▸ **Activity**: Search the records for lines that contain the word "gear". Copy them all.

Entries from a dataset of interfaces

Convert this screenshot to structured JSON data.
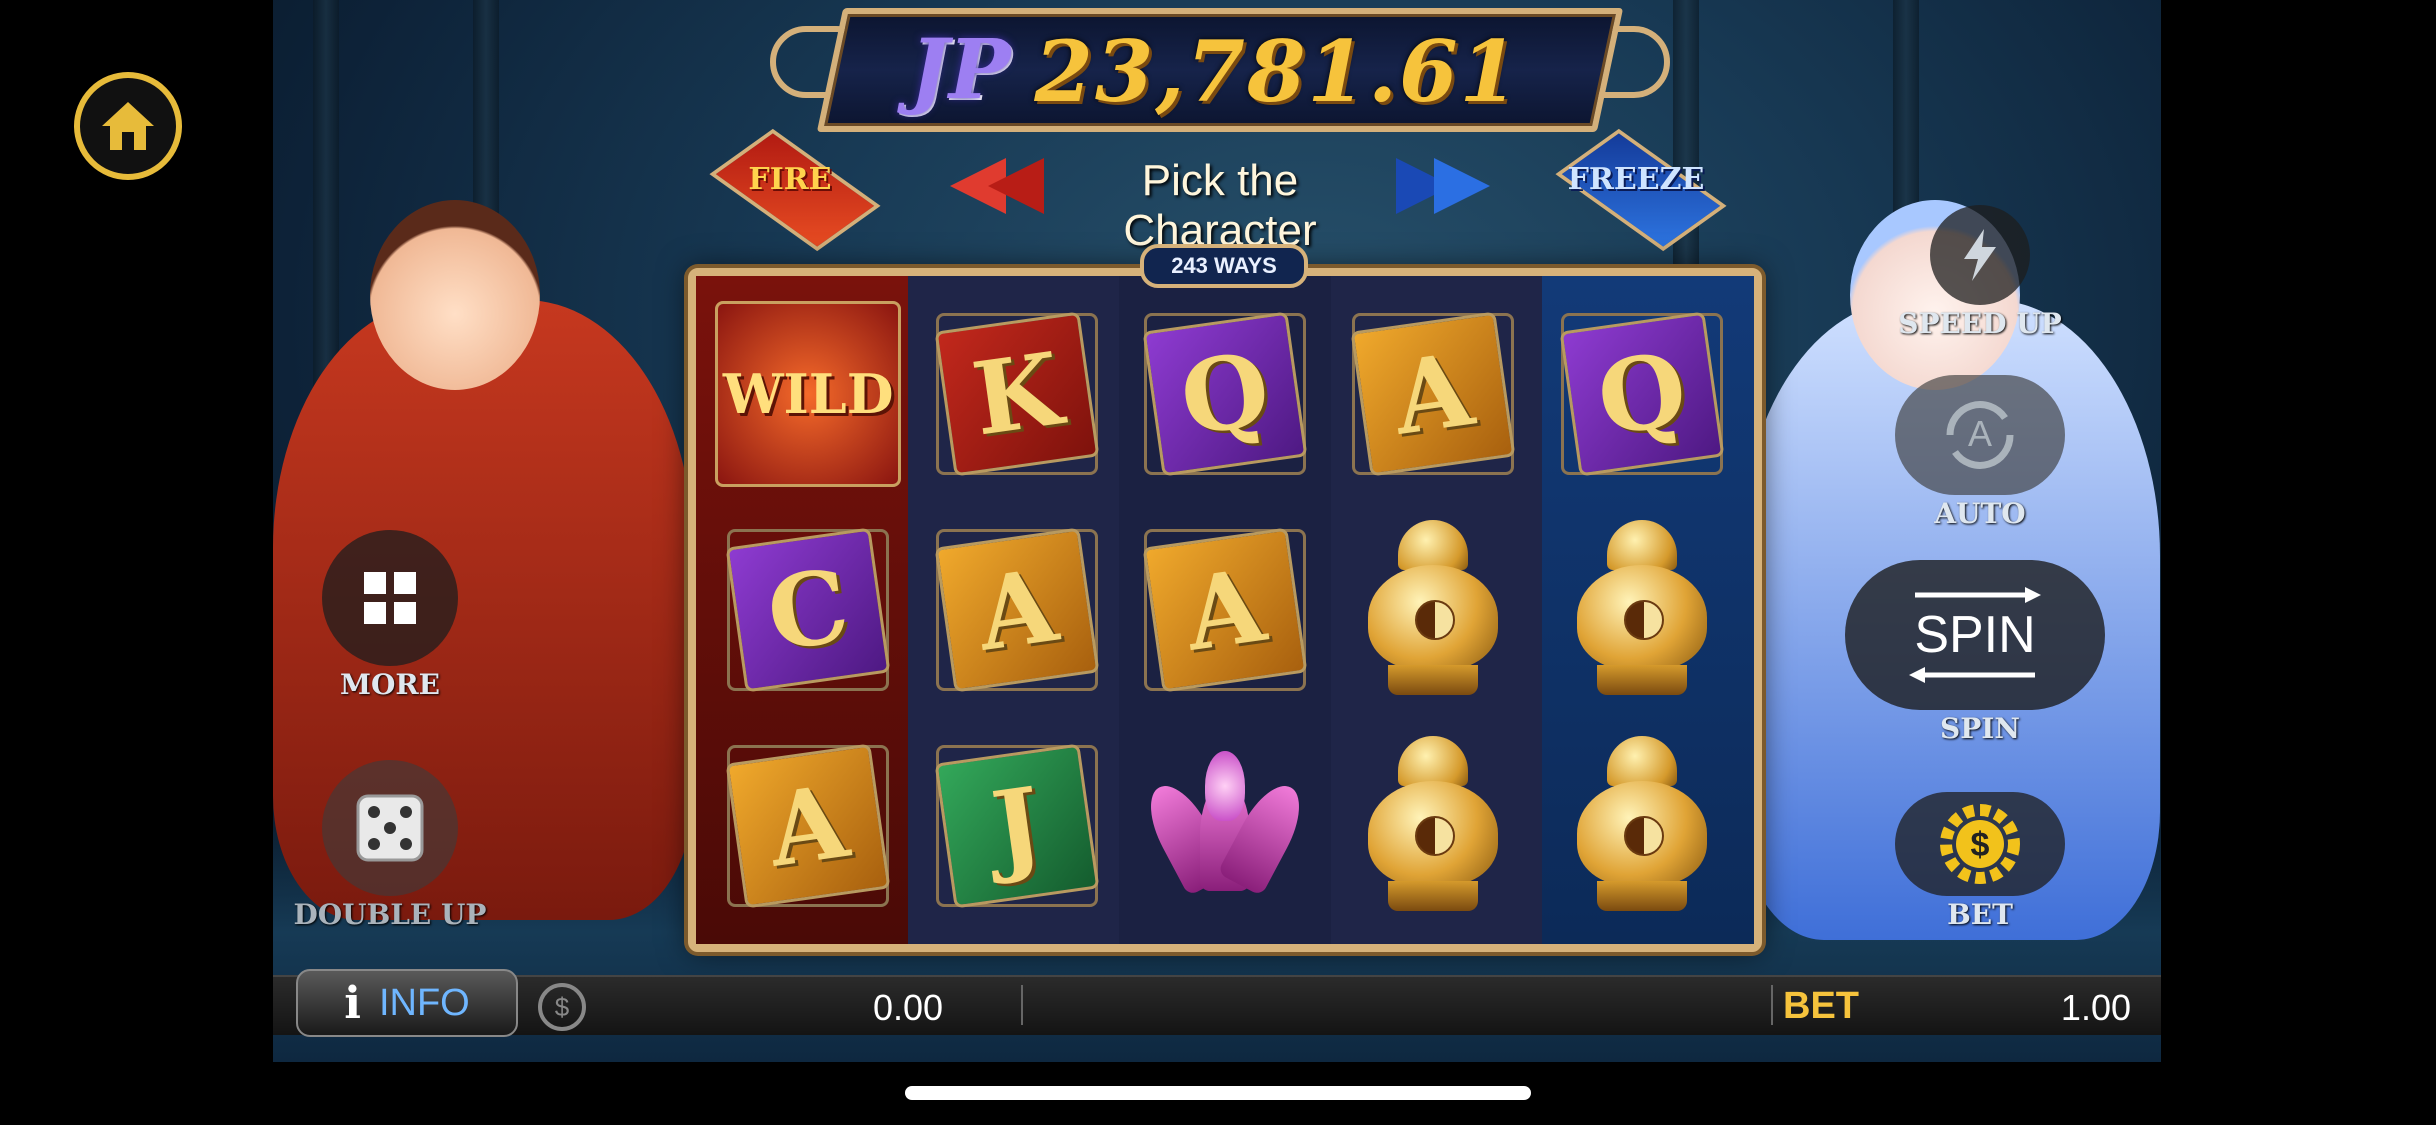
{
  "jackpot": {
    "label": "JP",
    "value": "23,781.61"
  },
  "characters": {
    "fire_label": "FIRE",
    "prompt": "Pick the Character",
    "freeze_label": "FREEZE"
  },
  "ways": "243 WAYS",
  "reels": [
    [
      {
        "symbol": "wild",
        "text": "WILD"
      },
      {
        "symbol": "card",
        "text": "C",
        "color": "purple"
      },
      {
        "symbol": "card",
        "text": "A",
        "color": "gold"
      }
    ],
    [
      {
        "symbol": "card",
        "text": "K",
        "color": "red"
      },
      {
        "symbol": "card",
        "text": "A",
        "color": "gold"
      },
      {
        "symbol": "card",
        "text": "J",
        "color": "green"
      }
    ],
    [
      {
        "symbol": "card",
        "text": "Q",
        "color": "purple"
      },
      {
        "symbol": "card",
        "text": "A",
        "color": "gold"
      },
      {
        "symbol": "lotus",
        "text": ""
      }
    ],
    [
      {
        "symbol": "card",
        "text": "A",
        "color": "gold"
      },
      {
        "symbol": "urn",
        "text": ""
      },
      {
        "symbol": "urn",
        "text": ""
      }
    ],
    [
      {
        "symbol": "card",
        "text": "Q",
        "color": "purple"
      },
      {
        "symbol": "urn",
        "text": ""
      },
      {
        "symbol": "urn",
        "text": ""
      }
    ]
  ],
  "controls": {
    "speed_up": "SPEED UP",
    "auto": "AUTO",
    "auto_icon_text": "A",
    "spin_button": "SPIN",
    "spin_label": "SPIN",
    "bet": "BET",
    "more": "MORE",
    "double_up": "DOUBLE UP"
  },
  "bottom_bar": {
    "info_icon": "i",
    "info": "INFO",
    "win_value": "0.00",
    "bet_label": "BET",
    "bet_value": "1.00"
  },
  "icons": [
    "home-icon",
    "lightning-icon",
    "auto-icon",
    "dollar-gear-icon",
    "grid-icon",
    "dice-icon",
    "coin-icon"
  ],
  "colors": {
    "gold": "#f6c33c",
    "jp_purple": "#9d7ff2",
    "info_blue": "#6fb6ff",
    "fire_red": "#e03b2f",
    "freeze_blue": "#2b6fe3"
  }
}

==

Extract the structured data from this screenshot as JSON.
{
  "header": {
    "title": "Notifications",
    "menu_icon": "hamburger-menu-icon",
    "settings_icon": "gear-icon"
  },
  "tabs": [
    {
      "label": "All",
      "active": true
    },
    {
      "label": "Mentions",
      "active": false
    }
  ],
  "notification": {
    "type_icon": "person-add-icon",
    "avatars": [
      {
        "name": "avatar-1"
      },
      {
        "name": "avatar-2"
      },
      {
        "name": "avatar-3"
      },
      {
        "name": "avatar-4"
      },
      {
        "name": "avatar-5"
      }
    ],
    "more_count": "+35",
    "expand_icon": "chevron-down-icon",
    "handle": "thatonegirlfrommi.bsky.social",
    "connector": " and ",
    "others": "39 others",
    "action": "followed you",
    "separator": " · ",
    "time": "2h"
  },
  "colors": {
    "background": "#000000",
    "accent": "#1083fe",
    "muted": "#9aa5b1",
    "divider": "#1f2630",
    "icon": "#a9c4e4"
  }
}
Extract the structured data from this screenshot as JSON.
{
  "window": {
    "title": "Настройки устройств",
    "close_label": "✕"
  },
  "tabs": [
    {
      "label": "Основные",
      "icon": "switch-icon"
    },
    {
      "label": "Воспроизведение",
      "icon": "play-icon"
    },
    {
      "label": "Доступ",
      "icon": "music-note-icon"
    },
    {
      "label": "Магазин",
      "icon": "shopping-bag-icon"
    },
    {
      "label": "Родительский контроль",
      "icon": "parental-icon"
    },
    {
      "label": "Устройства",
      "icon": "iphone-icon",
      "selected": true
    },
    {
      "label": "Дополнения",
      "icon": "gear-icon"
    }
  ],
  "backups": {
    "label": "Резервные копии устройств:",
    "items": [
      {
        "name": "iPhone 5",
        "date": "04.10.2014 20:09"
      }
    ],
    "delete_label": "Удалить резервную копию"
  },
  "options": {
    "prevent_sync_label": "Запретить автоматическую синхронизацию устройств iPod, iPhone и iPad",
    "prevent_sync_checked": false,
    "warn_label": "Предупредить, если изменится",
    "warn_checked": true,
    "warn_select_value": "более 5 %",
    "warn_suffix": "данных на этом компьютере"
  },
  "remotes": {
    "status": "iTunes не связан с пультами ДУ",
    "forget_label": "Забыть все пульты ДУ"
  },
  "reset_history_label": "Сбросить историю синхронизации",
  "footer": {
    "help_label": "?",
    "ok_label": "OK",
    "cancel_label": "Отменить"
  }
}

▸ **Task result**:
    "dollar-gear-icon",
    "settings_icon": "gear-icon"
      "icon": "gear-icon"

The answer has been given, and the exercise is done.